Poor farming practices in the Luangwa Valley led to depleted soil and reduced yields, and in 2001 only half the households grew enough maize to feed their families during the year. To earn an income, many turned to poaching wildlife, clearing forests for non-food cash crops and burning trees for charcoal. Using natural resources in such an unsustainable way creates a poverty trap that removes any future options of income generation, and limits the number of people the land can support.
Access to information is key to raising farmer incomes, and Farm Talk is central to COMACO's solution of teaching small-scale farmers how to farm sustainably and adopt conservation methods. As COMACO also provides farmers with a market, the radio program lets them know when and where to take their produce for COMACO to buy, process and package for sale. If farmers are able to generate enough income from farming, they stop poaching and other environmentally destructive practices.

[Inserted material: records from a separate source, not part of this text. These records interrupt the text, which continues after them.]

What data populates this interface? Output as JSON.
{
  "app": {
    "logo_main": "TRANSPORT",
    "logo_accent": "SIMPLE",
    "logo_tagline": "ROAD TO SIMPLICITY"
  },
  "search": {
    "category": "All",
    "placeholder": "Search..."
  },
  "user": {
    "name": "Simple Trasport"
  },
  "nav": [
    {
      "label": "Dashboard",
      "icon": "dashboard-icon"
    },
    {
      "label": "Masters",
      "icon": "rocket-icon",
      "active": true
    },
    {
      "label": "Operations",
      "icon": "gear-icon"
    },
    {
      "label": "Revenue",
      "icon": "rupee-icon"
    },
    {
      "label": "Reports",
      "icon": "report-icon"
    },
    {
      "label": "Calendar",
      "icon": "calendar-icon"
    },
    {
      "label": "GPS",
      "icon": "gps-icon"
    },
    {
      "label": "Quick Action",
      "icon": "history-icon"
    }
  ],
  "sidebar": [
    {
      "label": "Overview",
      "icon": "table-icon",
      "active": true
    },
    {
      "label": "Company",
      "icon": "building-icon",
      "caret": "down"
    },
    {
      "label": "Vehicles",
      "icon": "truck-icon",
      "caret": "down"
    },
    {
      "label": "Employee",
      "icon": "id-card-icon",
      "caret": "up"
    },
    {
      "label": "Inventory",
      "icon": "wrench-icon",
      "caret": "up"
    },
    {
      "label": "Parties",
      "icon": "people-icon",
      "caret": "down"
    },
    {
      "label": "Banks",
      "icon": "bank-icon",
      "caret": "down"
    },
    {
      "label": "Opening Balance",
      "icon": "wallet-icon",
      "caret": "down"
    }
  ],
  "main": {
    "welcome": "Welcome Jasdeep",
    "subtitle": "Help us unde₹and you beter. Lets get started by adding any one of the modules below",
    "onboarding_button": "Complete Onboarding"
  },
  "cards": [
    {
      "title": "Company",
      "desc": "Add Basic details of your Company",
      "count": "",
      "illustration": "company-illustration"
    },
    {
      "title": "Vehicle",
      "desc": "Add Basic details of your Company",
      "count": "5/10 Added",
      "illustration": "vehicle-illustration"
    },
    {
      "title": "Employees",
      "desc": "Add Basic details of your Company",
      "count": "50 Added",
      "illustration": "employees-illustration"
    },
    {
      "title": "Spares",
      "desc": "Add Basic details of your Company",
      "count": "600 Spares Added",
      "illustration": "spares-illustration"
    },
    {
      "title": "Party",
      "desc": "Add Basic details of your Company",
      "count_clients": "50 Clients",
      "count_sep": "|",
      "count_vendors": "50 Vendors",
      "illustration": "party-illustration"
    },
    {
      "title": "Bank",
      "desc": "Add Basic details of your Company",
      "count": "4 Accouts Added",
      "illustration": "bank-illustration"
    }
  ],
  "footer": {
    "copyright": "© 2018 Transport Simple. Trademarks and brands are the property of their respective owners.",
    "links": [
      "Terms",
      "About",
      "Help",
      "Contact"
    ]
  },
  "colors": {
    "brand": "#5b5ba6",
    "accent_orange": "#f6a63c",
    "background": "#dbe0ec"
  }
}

COMACO-registered farmers are experiencing the positive impact of farming sustainably. Poaching has been abandoned as a livelihood, and the numbers of key wildlife species, like elephants, are increasing. Providing more Lifeplayers will extend Farm Talk's reach in areas with poor FM reception, enabling COMACO to scale their skills training and education programs, and ensure not only the ecological health of the Luangwa Valley, but provide sustainable, secure incomes for the people living there.
Lifeline Energy website